*Work request*. Filter by the string "this": return the lines of the material that contain it.

--- START ---

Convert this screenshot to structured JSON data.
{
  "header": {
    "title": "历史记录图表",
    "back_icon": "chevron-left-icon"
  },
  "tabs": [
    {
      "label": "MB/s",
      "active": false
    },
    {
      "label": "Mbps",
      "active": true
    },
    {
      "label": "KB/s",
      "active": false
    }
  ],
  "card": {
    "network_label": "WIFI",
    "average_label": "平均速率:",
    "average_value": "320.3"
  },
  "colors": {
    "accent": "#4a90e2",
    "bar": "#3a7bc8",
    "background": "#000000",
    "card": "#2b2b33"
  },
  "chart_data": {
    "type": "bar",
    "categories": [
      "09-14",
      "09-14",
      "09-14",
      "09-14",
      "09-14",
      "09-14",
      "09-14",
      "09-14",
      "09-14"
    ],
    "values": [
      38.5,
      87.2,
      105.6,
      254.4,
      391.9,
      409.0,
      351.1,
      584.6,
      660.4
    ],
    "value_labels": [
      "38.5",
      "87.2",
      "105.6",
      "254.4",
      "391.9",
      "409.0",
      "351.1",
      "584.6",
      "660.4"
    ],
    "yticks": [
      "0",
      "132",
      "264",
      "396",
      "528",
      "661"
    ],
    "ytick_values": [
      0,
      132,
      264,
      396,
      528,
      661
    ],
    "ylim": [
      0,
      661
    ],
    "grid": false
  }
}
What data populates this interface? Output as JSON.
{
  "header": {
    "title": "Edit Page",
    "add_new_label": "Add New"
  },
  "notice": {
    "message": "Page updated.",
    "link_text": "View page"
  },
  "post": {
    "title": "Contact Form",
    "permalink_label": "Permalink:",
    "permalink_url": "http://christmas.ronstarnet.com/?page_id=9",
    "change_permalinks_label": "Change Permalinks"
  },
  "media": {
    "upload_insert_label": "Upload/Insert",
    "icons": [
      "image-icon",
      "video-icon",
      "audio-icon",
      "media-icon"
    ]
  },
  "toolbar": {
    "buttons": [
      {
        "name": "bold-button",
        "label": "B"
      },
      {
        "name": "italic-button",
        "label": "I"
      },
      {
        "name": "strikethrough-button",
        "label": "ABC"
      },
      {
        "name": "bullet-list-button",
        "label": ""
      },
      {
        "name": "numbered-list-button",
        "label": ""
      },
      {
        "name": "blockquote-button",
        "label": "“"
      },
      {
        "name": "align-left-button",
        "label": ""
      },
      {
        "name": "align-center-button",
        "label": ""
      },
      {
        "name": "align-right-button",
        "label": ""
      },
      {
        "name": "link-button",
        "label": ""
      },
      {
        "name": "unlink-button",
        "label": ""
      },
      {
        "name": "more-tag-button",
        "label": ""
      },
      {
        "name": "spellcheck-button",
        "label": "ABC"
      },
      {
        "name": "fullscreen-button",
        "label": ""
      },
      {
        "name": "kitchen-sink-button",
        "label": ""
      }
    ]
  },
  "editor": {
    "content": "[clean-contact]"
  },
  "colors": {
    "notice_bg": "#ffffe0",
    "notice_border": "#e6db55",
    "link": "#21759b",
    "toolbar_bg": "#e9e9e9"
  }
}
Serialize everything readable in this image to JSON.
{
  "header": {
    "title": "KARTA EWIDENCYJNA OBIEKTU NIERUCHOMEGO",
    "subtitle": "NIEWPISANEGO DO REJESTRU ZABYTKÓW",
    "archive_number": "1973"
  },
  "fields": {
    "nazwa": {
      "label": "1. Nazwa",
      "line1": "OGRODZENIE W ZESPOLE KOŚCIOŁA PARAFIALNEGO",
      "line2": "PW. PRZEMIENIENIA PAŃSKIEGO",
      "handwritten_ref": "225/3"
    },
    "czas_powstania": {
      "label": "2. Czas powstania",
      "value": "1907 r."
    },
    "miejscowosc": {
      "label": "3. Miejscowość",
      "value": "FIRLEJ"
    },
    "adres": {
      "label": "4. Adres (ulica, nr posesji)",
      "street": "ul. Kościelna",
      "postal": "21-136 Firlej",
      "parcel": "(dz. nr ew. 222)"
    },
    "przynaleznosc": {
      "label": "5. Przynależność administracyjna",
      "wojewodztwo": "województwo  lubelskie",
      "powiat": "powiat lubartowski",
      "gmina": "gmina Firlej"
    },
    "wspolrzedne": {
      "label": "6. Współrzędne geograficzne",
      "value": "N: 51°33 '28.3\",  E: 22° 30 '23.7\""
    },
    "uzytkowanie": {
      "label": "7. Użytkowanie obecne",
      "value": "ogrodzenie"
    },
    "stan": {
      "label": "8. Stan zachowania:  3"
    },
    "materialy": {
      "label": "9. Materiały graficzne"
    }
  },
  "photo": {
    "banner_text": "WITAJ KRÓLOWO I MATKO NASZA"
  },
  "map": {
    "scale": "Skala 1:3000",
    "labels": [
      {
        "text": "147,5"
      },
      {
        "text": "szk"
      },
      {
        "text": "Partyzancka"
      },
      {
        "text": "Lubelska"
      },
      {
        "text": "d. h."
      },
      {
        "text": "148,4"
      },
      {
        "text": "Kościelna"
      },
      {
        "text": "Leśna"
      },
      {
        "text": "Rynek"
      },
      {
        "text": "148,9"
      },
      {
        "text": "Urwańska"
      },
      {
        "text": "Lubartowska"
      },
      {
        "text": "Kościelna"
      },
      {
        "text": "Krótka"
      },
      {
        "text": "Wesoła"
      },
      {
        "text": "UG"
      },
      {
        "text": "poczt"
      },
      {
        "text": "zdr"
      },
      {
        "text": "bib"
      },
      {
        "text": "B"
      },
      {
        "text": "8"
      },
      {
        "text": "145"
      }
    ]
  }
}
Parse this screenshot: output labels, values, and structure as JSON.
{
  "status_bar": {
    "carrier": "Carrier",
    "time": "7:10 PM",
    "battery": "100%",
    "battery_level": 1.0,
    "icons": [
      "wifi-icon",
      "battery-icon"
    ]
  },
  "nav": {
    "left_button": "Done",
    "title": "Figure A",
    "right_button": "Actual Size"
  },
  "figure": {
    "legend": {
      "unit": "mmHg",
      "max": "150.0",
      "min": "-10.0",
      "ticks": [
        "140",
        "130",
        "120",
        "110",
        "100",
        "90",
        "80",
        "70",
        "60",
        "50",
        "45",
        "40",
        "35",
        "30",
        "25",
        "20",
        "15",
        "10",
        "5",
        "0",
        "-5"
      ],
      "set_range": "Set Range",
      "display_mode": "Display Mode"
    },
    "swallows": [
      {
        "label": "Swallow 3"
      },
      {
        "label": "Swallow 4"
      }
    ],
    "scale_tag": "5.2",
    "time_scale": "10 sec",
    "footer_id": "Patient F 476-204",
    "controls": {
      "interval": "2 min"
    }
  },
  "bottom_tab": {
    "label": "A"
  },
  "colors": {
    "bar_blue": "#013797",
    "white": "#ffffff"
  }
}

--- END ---

*Task answer*.
Convert this screenshot to structured JSON data.
What data populates this interface? Output as JSON.
Serialize everything readable in this image to JSON.
Parse this screenshot: output labels, values, and structure as JSON.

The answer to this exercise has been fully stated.